We’re in the early days, I’ve only started to hear about this space about 6 months ago from Esther Lim (she’s been on the speaking circuit on the gamification topic), although reputation features in social media have been around as early as Technorati started to track blogs. Many interactive marketers and media professionals see the opportunity for brand engagement, loyalty, and eventually advocacy, there are still a lot of questions if the investment makes sense –it’s not clear to most if it increases consideration or moves revenue needles forward. We’re already seeing brands that are already socially engaged jumping into the gamification jungle, and we’ll see experimentation in 2011 and a few case studies of success, although most experiments will not win. Expect that CPG, consumer electronics, and retail/hospitality to be the first industries to move into this space, although B2B tech has already deployed gamification for internal learning purposes, like Cisco’s sales team at sales events.
See the first ever branded good in Empire Avenue: The “Altimeter”
We’re intrigued to the be the *first* company to have a branded good on this emerging platform, and will use this experiment to learn how other brands can apply this tactic. Physical attendees received the first ever branded virtual item inside of Empire Avenue, the Altimeter, which you can see on my Jowyang Empire Avenue profile, (or if you’re not on the game see this screenshot). Aside from branded affiliation the virtual Altimeter provides Net Wealth Increase of 50.00/day –adding value beyond just a badge.

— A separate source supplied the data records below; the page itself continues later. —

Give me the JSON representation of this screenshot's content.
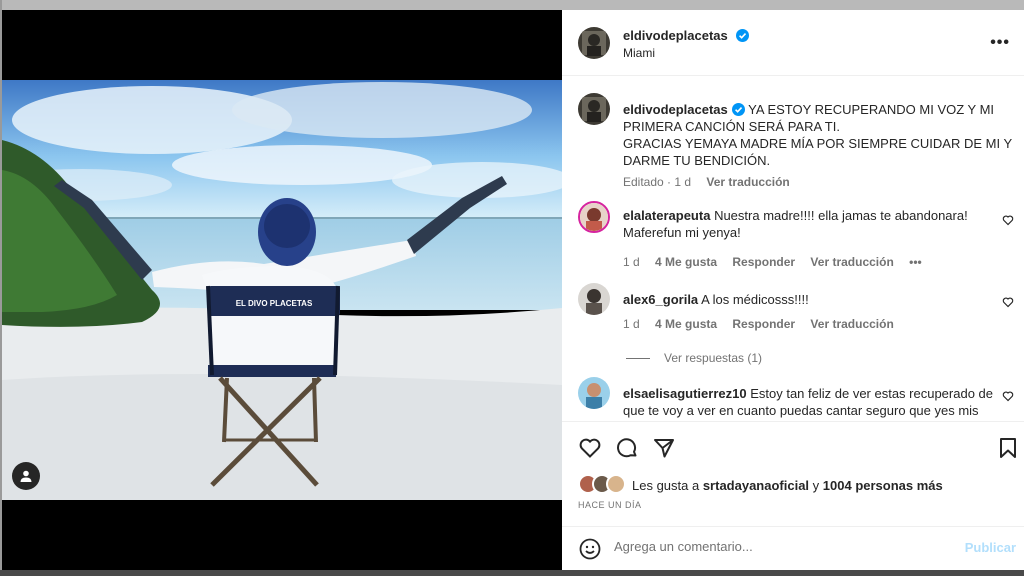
{
  "post": {
    "author": "eldivodeplacetas",
    "location": "Miami",
    "caption": "YA ESTOY RECUPERANDO MI VOZ Y MI PRIMERA CANCIÓN SERÁ PARA TI. GRACIAS YEMAYA MADRE MÍA POR SIEMPRE CUIDAR DE MI Y DARME TU BENDICIÓN.",
    "caption_line1": "YA ESTOY RECUPERANDO MI VOZ Y MI",
    "caption_line2": "PRIMERA CANCIÓN SERÁ PARA TI.",
    "caption_line3": "GRACIAS YEMAYA MADRE MÍA POR SIEMPRE CUIDAR DE MI Y",
    "caption_line4": "DARME TU BENDICIÓN.",
    "edited": "Editado · 1 d",
    "see_translation": "Ver traducción",
    "chair_text": "EL DIVO PLACETAS"
  },
  "comments": [
    {
      "user": "elalaterapeuta",
      "line1": "Nuestra madre!!!! ella jamas te abandonara!",
      "line2": "Maferefun mi yenya!",
      "age": "1 d",
      "likes": "4 Me gusta",
      "reply": "Responder",
      "translate": "Ver traducción"
    },
    {
      "user": "alex6_gorila",
      "line1": "A los médicosss!!!!",
      "age": "1 d",
      "likes": "4 Me gusta",
      "reply": "Responder",
      "translate": "Ver traducción",
      "view_replies": "Ver respuestas (1)"
    },
    {
      "user": "elsaelisagutierrez10",
      "line1": "Estoy tan feliz de ver estas recuperado de",
      "line2": "que te voy a ver en cuanto puedas cantar seguro que yes mis"
    }
  ],
  "likes": {
    "prefix": "Les gusta a ",
    "user": "srtadayanaoficial",
    "middle": " y ",
    "count": "1004 personas más"
  },
  "timestamp": "HACE UN DÍA",
  "add_comment": {
    "placeholder": "Agrega un comentario...",
    "publish": "Publicar"
  },
  "colors": {
    "verified": "#0095f6",
    "publish_disabled": "#b2dffc",
    "secondary_text": "#737373"
  },
  "icons": [
    "user-tag-icon",
    "more-options-icon",
    "verified-icon",
    "heart-icon",
    "comment-icon",
    "share-icon",
    "bookmark-icon",
    "emoji-icon"
  ]
}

This was the first in our ongoing series of Roundtables, we want to sponsor community conversations to advance the industry, and our research efforts for our clients. Want to attend an Altimeter Roundtable in the future? We’ll hold these every few months at our San Mateo office, The Hangar, follow our Altimeter Group Twitter account to stay informed.